“It’s not necessarily easy especially when you’re not used to taking care of people. But at the same time, it’s like, I’m so involved in their lives now and that’s amazing to watch them grow,” she said. “And I was really worried in the past that I wasn’t able to be there as their big sister. And now I definitely get to do that.”
Dawson credits Voigt, who works a full-time job, on helping things run smoothly.
“During the school year, a lot of the reason I can manage everything is because he’s you know in the background getting it done. So we both make sure the boys are getting done what they need to get done,” she said. “Sometimes I wake the boys up in the morning, sometimes he does. And I get to sleep in. It’s really just a balance of him and I you know making it work.”
With responsibilities of being a guardian, a full-time student and an athlete, Dawson continued to excel in javelin. In her first season competing for OSU, Dawson has shined all year and now has improved to throw 168-9. But for her and Dumble, it’s not about her longest throw but about being consistent.
“I don’t really like to talk about ‘oh, I’m going to hit this mark.’ That really wasn’t good for me especially back in the day when I was trying to throw 130 feet. The one time I finally threw much further than 130 feet was when I changed that mindset,” she said.
Now the idea is to make the record-setting throws not just an outlier but something to consistently hit. Dumble and Dawson are focused on improving her average throw.
“I said that I wanted my average to be around what my PR last year was which is actually more than that now which is not something that I necessarily expected but I’m very happy about it,” said Dawson.
Placing third at the Pac-12 Championships where, she secured at spot at the NCAA West Region Championships. With the top 12 throwers moving on to the NCAA Championships, Dawson had the 16th best throw going into the day and was just trying to fight for a coveted spot.
“When I was on the runway I was pretty focused, but when I was not on the runway I was just thinking, ‘Okay, what place am I in? What girls do I know can throw further than me? What girls can I see are having a bad day and probably won’t throw farther than me and where are they now?’”

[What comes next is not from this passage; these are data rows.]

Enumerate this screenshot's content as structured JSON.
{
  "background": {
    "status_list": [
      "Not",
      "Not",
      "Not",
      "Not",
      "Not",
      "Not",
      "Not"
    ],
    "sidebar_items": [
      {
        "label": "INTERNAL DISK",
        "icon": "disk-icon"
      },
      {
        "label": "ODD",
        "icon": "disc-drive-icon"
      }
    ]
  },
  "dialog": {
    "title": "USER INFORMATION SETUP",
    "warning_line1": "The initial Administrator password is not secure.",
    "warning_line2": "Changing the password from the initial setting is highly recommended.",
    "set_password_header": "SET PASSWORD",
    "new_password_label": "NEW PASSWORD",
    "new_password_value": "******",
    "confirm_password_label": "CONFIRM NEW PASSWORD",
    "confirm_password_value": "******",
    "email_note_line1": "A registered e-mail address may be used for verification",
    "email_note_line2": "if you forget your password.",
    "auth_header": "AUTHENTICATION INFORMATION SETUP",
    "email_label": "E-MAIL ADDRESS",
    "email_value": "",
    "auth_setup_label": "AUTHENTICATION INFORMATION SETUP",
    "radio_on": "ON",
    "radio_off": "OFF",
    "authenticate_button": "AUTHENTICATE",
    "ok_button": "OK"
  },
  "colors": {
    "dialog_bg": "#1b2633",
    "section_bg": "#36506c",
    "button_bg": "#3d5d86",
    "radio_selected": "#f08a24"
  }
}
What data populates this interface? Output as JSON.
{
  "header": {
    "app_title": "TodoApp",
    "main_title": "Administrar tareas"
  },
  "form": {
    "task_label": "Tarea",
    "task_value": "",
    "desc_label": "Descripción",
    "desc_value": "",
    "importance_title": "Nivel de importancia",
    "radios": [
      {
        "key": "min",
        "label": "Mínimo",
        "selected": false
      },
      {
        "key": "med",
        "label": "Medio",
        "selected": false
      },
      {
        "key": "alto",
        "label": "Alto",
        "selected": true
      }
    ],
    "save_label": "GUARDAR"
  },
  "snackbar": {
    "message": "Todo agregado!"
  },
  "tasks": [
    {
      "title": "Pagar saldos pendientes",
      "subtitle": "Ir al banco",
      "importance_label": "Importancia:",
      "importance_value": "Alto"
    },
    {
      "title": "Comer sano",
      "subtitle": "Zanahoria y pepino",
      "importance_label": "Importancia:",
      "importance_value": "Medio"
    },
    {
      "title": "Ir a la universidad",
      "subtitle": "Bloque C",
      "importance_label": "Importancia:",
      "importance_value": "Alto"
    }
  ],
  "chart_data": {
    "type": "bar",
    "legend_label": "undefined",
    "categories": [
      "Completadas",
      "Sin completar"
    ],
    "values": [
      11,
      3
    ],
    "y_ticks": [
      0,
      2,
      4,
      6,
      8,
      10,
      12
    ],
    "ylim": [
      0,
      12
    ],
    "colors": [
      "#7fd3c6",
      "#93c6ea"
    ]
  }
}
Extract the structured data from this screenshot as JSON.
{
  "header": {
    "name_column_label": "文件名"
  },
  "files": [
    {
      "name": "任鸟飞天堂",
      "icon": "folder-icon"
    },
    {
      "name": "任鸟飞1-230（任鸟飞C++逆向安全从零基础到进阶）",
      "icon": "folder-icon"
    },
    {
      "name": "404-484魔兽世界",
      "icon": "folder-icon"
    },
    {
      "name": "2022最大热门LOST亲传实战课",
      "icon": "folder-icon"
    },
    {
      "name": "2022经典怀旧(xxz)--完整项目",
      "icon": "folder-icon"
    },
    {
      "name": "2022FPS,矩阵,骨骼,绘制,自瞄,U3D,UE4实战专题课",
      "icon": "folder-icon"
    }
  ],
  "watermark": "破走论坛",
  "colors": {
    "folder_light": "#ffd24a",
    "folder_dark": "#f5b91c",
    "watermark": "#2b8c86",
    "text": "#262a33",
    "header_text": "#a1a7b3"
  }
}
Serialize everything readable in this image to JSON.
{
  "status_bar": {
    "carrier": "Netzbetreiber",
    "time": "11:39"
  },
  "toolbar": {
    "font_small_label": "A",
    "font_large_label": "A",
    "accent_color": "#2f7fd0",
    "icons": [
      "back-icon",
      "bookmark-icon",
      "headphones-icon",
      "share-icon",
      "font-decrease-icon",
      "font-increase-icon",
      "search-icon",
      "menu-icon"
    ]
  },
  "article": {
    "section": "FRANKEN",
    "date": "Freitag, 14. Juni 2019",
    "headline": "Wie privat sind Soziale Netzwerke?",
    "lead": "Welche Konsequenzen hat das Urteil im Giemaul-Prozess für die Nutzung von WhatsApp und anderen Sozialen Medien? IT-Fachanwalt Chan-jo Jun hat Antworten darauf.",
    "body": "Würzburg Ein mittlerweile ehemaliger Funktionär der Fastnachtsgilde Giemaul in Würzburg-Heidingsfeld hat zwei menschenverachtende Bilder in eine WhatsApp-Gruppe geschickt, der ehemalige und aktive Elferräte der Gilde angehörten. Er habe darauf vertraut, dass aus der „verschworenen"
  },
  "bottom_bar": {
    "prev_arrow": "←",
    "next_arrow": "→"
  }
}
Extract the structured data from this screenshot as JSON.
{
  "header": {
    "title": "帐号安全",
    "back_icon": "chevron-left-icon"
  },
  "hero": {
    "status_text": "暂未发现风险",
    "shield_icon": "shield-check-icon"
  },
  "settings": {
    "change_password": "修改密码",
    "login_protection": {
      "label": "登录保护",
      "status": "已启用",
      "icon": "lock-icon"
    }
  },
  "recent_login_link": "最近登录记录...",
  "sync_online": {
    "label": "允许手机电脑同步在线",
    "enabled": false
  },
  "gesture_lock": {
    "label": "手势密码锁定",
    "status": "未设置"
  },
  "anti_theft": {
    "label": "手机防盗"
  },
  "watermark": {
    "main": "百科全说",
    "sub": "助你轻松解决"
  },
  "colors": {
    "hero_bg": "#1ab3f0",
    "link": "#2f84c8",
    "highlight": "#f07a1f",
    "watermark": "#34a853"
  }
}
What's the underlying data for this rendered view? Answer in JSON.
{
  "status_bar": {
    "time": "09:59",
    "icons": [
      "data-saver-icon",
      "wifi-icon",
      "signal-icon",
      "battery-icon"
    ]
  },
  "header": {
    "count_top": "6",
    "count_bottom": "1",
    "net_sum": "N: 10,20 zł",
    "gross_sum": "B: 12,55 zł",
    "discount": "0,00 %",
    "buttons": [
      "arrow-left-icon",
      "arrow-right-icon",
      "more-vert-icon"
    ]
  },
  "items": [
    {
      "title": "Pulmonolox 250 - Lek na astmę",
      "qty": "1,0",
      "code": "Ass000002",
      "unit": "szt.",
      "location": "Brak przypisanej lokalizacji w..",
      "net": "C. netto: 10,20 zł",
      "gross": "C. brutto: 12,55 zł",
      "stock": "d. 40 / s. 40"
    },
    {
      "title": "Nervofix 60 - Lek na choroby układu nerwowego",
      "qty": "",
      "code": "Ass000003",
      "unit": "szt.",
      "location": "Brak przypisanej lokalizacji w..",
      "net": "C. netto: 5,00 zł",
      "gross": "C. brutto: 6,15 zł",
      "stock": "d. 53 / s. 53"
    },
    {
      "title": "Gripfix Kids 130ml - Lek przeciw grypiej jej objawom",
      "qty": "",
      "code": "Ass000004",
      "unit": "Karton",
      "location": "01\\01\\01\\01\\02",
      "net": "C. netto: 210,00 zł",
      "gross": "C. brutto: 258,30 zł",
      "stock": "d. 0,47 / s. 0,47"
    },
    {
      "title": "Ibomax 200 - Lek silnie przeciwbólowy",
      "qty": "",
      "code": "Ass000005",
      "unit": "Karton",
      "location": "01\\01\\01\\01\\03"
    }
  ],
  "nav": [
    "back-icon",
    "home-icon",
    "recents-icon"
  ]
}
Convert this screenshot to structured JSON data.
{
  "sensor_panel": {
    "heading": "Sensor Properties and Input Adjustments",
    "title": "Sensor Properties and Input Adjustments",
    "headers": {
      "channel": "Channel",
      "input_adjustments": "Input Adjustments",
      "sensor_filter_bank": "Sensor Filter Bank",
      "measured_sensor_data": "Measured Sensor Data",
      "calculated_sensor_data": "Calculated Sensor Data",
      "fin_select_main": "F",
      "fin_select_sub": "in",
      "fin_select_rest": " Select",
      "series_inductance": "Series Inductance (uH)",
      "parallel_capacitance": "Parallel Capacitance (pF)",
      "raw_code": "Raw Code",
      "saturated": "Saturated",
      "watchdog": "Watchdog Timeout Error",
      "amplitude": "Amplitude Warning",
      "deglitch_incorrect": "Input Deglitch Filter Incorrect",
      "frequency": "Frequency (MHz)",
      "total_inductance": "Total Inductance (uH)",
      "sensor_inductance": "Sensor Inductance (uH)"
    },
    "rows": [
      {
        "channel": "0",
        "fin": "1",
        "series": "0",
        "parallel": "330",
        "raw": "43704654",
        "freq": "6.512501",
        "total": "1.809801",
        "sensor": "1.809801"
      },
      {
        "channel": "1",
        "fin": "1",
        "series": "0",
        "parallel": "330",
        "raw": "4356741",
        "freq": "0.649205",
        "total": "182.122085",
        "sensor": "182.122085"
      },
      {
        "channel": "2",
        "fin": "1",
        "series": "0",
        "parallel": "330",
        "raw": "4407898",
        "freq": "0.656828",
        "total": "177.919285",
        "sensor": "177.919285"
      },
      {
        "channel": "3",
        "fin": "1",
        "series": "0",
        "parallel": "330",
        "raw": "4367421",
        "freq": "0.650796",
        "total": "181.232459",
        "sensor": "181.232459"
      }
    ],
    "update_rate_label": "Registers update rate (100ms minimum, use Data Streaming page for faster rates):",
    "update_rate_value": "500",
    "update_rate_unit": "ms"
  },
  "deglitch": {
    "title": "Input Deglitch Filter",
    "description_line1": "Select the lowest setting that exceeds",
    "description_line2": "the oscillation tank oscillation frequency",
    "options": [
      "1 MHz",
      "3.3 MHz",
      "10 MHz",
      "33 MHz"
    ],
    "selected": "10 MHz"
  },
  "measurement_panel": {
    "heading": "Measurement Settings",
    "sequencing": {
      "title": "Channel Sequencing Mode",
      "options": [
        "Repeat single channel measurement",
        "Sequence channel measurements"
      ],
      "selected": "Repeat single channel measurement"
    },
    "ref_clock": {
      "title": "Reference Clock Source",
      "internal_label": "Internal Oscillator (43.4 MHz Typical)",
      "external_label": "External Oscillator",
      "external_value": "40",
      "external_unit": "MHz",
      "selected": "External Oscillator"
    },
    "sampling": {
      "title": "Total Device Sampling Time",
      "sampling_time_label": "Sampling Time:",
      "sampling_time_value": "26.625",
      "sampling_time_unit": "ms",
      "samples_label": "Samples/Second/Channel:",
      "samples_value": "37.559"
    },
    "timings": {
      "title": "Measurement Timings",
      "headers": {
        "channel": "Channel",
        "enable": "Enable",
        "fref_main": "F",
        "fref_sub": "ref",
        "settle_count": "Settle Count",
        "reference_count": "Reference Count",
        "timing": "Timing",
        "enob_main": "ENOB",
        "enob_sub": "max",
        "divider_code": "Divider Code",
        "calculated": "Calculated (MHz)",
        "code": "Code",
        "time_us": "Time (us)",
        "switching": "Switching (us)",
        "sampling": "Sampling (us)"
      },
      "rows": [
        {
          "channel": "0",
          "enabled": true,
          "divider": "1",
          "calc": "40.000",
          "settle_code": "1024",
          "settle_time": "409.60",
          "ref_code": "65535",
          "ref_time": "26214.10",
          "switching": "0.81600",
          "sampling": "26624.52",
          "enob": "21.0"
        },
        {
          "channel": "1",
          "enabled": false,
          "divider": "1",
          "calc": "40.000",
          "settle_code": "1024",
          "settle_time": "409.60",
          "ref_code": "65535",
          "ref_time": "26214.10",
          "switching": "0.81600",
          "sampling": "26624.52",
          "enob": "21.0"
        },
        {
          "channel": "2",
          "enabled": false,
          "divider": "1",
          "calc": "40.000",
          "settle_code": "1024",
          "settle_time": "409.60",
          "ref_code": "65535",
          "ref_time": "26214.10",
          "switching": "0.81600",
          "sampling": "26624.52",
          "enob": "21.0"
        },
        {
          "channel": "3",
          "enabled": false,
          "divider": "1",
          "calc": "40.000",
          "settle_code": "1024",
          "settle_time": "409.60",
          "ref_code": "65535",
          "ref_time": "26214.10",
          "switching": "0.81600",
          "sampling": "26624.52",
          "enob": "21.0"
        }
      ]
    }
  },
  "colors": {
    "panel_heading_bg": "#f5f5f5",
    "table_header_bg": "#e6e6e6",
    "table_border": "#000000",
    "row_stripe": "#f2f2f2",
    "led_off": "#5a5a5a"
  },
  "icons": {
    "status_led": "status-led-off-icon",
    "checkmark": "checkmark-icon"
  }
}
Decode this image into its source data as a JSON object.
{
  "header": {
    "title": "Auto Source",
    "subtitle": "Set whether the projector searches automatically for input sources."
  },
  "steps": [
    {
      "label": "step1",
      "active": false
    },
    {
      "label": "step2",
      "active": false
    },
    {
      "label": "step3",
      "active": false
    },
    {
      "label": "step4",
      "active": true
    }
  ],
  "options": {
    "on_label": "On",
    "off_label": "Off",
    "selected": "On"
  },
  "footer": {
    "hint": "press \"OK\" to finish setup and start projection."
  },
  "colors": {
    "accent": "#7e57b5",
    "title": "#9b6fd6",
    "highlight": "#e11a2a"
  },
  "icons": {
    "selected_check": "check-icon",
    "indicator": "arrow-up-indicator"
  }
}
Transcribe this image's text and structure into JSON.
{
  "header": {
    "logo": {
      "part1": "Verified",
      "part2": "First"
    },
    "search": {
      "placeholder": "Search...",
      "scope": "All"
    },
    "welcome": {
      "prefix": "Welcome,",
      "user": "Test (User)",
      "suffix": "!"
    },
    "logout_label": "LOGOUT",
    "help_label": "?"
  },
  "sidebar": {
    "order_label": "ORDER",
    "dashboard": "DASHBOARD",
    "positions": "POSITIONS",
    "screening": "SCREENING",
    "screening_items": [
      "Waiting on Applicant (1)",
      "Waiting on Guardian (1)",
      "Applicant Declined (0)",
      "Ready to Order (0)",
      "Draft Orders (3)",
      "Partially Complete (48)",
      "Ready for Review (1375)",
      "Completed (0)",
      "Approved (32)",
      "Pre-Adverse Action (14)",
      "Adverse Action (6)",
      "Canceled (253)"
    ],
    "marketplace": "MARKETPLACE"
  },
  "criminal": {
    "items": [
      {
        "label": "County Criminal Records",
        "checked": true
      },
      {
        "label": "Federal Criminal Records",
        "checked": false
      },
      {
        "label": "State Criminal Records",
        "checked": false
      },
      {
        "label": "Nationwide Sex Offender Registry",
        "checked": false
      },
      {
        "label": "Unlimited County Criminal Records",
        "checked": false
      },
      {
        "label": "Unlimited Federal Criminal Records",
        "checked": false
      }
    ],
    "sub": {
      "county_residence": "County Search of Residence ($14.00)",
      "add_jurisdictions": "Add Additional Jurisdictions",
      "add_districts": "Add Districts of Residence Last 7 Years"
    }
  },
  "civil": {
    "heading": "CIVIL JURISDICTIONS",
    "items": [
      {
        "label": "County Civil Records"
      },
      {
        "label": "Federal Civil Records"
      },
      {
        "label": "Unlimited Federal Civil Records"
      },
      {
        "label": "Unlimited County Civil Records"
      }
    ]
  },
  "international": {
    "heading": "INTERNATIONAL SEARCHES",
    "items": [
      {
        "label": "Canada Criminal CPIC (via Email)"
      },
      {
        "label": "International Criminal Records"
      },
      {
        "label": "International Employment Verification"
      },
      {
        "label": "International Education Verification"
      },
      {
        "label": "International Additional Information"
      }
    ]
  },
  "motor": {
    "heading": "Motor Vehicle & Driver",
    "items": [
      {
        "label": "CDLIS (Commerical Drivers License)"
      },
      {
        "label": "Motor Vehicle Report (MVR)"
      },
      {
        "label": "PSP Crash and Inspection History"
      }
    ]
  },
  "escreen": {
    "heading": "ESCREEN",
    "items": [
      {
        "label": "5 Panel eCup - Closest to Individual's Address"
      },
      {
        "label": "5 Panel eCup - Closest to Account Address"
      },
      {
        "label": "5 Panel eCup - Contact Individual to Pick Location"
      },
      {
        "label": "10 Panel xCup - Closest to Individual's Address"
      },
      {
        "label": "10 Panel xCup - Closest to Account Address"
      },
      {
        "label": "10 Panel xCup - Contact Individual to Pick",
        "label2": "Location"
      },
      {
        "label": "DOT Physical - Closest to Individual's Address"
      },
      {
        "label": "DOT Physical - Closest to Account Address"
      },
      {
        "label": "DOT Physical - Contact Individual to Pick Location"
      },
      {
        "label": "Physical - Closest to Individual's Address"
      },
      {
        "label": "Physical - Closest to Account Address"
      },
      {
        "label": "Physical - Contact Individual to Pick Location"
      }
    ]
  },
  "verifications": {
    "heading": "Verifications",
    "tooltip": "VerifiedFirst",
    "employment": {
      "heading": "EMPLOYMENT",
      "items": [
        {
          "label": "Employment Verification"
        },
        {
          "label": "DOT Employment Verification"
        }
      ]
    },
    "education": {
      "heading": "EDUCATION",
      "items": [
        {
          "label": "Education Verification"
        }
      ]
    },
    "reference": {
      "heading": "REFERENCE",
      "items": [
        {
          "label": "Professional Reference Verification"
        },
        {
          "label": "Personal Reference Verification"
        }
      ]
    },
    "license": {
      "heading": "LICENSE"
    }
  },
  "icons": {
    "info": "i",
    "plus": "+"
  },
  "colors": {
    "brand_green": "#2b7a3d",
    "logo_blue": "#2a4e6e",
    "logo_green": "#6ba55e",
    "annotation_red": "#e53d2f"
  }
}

With one thrower left in the competition, Dawson watched someone who had previously thrown farther then her approach the runway. “So it was very stressful. And she threw and I actually thought that she might have thrown further than me so I started packing my stuff up and I was like, you know, nice try. I was like bittersweet,” she said. “But then the mark came up on the board and I was like oh my gosh, no way! So close. And you know, it happened. It was pretty crazy.”
Now Dawson is headed back to Eugene and Hayward Field to compete at NCAAs. While Dumble has aspirations for her to become an All-American and her friends have high hopes for her, Dawson is just focused on throwing.
“I’m just wanting to do the best I can on the day. You know. I want to have fun and I want to do what I can do. You know, leave it all on the track and I don’t want to walk away thinking, ah, [shoot], you know like, I could have done better,” she said. “I just want to do the best I can. Whatever that may be, whatever mark that is, whatever place I get.”